● YOUR ASSIGNMENT
For the material that follows, state how many lines contain the word "true", and add nothing.

-- -- --

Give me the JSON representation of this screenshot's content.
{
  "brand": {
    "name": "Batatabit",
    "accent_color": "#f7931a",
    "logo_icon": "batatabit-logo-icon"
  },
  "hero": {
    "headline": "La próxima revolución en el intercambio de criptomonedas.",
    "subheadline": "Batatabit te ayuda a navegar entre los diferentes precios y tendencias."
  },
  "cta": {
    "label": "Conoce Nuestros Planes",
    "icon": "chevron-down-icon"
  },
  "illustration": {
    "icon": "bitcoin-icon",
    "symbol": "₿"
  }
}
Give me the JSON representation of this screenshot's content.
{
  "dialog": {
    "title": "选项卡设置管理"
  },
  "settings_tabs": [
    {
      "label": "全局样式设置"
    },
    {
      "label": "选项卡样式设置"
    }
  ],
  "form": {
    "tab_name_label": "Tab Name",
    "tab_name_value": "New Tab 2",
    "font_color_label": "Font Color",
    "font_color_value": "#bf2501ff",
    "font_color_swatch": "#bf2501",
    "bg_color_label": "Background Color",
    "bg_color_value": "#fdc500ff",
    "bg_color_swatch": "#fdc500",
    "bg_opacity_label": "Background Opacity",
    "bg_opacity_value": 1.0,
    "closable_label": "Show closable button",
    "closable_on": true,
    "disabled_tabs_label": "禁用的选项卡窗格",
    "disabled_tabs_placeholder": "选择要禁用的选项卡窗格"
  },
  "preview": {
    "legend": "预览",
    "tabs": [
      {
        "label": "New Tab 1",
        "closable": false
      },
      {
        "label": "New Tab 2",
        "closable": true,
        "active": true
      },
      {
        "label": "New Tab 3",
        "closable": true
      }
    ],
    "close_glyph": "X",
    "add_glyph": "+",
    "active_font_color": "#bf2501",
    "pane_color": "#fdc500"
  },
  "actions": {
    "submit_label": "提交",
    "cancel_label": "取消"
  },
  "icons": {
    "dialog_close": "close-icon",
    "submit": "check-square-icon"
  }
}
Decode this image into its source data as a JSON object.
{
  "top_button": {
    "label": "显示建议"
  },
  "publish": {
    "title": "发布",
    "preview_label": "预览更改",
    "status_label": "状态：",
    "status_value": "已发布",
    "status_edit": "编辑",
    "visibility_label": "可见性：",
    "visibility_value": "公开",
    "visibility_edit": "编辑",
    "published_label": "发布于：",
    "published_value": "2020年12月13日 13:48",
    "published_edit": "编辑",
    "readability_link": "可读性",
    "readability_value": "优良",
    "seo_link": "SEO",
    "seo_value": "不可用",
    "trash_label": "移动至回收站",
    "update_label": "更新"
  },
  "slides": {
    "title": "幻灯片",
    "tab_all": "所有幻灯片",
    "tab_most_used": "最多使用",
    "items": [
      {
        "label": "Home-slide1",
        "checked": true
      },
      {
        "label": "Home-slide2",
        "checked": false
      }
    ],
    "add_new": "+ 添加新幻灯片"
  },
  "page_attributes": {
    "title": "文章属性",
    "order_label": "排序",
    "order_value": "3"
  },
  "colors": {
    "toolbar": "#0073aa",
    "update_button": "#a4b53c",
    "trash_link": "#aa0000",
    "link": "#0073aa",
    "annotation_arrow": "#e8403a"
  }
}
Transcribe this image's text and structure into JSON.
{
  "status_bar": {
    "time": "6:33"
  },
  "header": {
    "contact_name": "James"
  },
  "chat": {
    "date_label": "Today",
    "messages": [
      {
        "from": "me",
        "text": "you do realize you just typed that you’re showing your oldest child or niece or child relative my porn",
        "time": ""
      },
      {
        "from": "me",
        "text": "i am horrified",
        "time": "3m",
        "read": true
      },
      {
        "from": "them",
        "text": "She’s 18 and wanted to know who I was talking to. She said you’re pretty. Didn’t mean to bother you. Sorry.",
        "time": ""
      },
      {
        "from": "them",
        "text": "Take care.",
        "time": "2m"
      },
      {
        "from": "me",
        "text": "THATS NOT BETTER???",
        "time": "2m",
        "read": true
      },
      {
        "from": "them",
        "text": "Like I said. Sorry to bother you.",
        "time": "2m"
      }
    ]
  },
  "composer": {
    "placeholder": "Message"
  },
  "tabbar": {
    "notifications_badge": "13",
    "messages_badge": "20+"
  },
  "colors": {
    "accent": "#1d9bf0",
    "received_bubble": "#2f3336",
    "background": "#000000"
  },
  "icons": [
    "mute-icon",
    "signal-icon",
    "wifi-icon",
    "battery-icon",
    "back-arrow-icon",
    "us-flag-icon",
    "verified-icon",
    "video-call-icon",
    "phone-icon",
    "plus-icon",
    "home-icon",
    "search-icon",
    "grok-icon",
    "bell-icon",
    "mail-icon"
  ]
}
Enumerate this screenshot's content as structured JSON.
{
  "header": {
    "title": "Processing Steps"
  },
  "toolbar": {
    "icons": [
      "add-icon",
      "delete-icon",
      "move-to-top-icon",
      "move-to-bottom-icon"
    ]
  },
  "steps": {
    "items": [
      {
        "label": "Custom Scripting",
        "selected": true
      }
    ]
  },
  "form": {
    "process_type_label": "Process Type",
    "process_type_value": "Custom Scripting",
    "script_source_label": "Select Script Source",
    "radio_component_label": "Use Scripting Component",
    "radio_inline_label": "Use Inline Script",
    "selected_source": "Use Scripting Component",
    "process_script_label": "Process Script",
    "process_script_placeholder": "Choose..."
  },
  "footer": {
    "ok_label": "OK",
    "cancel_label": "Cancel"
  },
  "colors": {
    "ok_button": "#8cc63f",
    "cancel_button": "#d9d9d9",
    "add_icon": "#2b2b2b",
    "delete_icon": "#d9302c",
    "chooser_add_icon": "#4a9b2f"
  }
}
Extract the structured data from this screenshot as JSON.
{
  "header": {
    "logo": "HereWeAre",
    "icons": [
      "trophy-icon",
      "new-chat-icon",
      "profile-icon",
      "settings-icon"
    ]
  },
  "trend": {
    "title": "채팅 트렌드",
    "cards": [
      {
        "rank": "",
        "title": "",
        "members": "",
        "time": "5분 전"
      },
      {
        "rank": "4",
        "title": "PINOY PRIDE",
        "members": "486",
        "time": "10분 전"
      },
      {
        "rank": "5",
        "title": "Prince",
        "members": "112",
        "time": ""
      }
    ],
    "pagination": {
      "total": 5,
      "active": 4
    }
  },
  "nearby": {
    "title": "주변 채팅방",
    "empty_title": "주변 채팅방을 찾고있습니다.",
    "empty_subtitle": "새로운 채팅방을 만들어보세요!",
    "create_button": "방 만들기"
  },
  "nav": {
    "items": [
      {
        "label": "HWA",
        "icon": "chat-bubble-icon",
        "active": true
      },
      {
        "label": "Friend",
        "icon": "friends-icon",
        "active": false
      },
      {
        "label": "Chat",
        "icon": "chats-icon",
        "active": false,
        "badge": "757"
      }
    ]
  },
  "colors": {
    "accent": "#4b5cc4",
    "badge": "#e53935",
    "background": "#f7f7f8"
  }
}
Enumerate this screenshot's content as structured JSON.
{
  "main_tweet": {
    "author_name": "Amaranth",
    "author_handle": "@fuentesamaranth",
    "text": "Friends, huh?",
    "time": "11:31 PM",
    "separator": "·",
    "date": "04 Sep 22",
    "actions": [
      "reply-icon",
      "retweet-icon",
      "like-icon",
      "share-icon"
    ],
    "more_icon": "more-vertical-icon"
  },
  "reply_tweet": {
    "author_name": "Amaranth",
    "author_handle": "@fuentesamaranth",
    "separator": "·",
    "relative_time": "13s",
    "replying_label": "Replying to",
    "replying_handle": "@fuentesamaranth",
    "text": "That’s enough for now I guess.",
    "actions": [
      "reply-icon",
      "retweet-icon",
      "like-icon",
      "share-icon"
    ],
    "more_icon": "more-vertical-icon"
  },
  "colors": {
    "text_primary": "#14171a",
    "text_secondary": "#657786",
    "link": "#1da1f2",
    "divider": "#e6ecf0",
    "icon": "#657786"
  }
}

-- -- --

● TASK OUTPUT
9